Pink Bathrooms: To Praise or Raze?

Pink bathrooms were ubiquitous in the 1950s. Many have since been deemed “horrendous” and been demolished, but a fledgling movement is on the rise to save them or even recreate them.

 

The question is what would you do faced with a pink bathroom? After reading this article, you may not be so sure…

 

Supposedly popularized by First Lady Mamie Eisenhower, SaveThePinkBathrooms.com estimates there were at one point as many as 5 million of them in the United States.

 

The trend was solidly underway by 1953 and faded out of fashion by the early 60s.

 

Nowadays, on home design tastemaker outlets like Home & Garden TV (HGTV), a pink bathroom would be the first thing to go on a typical renovation show.

 

Two preserved pink bathrooms, in all their retro glory

 

Why the resurgence of appreciation for powder pink-hued powder rooms?

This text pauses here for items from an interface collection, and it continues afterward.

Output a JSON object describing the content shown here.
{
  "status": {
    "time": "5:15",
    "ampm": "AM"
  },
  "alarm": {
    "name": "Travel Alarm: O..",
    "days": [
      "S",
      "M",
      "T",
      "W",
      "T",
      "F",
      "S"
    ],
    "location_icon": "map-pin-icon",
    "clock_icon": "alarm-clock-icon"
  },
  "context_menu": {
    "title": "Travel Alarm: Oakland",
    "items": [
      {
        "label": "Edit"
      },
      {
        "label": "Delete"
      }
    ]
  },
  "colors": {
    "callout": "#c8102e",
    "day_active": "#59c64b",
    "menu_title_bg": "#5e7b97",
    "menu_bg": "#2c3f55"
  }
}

Much of it can be credited to the increasing popularity of mid-century modern (MCM) design.

 

Pink bathrooms get grouped with the mid-century renaissance along with Eames chairs, retro credenzas, and artichoke lamps.

 

The Eames chairs, lamp, and coffee table are all relics of Mid-Century Modern design

 

While some purist may argue for keeping the bathroom as authentically MCM as possible—the founder of SaveThePinkBathrooms.com had one rebuilt from scratch identical to originals from the period!—others tout blending the old with the new.

 

Though pink tile can be polarizing—people tend to love it or hate it—it can also be toned down or played up to meet the tastes of either camp.

 

If this has piqued your interest in pink privies, you can find one in our current listings: 829 Cross Street in Passyunk Square.

 

Bold wallpaper gives pink tile a contemporary feel (left), which could be done with the bathroom of 829 Cross St. (right)

 

The lucky buyer will be faced with an important decision when it comes to their new bathroom: to praise or raze?

 

First three pink bathroom images courtesy of RetroRenovation.com, pink tile with black and white wallpaper courtesy of Lonny Magazine.